In my recent articles doing RAID 0/1/5/6/10 benchmarking on Btrfs/EXT4/XFS/F2FS, I've been using four 120GB Intel 530 Series SSDs. I went with these four solid-state drives for getting a deal on them and having been pleased with numerous Intel SSDs I've used in the past and still running in a few Linux test systems, but how does the Intel 530 Series SSD on Linux compare to other modern solid-state drives? If you've been eyeing the SSDSC2BW12 SSDs, here's some fresh single-drive SSD benchmarks using Btrfs compared to drives from OCZ, Corsair, and Samsung.
Following the recent Btrfs RAID: Native vs. Mdadm comparison, the dual-HDD Btrfs RAID benchmarks, and four-SSD RAID 0/1/5/6/10 Btrfs benchmarks are RAID Linux benchmarks on these four Intel SATA 3.0 solid state drives using other file-systems -- including EXT4, XFS, and Btrfs with Linux 3.18.
Last month on Phoronix I posted some dual-HDD Btrfs RAID benchmarks and that was followed by Btrfs RAID 0/1/5/6/10 testing on four Intel solid-state drives. In still testing the four Intel Series 530 SSDs in a RAID array, the new benchmarks today are a comparison of the performance when using Btrfs' built-in RAID capabilities versus setting up a Linux 3.18 software RAID with Btrfs on the same hardware/software using mdadm.
Earlier this month I published Btrfs RAID benchmarks on two HDDs but as some more interesting results are now Btrfs RAID file-system benchmarks when testing the next-generation Linux file-system across four Intel Series 530 solid-state drives.

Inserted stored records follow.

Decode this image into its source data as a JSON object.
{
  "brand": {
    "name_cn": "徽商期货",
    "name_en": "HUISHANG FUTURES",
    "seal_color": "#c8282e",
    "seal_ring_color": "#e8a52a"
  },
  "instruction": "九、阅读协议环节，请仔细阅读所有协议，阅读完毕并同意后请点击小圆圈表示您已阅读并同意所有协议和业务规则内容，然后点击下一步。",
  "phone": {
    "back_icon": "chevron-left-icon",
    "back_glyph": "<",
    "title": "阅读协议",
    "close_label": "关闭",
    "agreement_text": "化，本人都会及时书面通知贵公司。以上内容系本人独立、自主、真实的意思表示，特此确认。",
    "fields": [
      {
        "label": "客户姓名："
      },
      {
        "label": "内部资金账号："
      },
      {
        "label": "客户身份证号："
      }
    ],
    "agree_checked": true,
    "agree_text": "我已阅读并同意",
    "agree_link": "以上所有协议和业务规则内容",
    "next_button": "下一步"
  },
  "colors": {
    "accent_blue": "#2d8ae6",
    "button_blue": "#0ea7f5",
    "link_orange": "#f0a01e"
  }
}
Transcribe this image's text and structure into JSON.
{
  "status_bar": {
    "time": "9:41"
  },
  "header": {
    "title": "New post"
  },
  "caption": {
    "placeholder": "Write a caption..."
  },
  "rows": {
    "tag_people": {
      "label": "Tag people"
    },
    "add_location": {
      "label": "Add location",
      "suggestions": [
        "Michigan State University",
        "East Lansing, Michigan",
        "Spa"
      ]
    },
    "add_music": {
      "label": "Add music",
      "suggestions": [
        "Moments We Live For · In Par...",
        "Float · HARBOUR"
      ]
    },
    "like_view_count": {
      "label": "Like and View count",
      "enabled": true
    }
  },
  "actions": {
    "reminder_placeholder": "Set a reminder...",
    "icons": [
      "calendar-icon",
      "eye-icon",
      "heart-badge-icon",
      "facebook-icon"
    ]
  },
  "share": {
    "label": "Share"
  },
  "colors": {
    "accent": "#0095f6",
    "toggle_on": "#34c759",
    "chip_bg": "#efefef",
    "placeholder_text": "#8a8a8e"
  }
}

All RAID levels supported by the Btrfs file-system were benchmarked atop Ubuntu 14.10 with the Linux 3.18-rc1 kernel: RAID 0, 1, 5, 6, and 10 levels along with testing a Btrfs single SSD setup and a Btrfs file-system linearly spanning all four drives.
As a follow-up to this week's Btrfs RAID HDD testing on Ubuntu 14.10, I ran some benchmarks of Btrfs in RAID0 while benchmarking every major kernel release from Linux 3.10 to Linux 3.18-rc1.

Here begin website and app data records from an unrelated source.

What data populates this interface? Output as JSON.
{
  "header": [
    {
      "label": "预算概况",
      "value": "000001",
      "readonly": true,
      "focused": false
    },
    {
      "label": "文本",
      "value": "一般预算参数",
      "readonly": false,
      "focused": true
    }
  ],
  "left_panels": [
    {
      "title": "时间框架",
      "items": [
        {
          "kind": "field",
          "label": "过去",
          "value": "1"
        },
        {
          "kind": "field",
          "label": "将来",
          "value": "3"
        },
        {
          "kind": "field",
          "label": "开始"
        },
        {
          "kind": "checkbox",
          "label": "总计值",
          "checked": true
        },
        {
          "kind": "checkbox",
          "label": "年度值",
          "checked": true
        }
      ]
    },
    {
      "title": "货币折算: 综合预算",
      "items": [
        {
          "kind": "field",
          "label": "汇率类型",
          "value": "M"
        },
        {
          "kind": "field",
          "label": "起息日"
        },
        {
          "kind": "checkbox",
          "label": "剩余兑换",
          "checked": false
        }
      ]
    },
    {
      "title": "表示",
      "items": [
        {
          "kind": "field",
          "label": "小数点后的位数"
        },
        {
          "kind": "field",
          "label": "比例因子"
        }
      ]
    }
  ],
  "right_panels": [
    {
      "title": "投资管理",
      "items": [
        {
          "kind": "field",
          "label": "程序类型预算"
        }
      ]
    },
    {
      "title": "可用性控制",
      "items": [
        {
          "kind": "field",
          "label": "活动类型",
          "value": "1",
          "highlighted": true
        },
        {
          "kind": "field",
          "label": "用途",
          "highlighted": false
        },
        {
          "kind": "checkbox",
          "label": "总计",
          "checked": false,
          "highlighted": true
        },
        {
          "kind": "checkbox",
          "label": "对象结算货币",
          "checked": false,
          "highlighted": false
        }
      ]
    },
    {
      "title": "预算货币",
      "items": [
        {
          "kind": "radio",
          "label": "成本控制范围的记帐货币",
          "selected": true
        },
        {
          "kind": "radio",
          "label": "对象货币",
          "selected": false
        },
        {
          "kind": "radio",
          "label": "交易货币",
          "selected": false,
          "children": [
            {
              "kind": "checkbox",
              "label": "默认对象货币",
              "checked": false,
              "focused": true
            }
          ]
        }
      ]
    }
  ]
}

With the Btrfs file-system continuing to stabilize while still adding more functionality and is generating continued interest from more Linux distributions and other open-source projects, I've found it time to run some fresh Btrfs RAID benchmarks to see how the next-generation Linux file-system is performing with its built-in RAID handling.
Our latest solid-state storage Linux benchmarking at Phoronix is looking at Intel's 530 Series SSD within the M.2 form factor.
The latest solid-state drive in our office is the Corsair Force LX 256GB SATA 3.0 that's been put through its paces under Linux and is working out quite well.
Crucial is out with a new solid-state drive line-up that's generating a lot of interest due to its lower price-per-Gigabyte than competing drives or even their former drives. The Crucial MX100 is the new SSD series and today we're testing out the Crucial MX100 128GB SSD, which costs just $80 USD (or about $0.62 per GB while the higher-capacity MX100 SSDs are comparatively even cheaper with the 512GB version costing less than $0.50 per GB).
Being benchmarked today at Phoronix under Linux is the HGST Travelstar 7K1000 1000GB 7200RPM Serial ATA 3.0 2.5-inch internal HDD.
The Seagate ST2000DM001 is a two terabyte Serial ATA 3.0 hard drive that retails for less than $90 USD and is the subject of this weekend's benchmarks at Phoronix.
Early Linux 3.14 kernel benchmarks indicated there might be some slowdowns in disk/file-system performance for this next major kernel release. That early testing was done from an Intel ultrabook with solid-state drive while we're now in the process of carrying out more focused testing of Linux 3.14 on both HDDs and SSDs. In this article are our first hard drive benchmarks from the Linux 3.14 Git kernel compared to the stable 3.12 and 3.13 kernels.
101 storage articles published on Phoronix.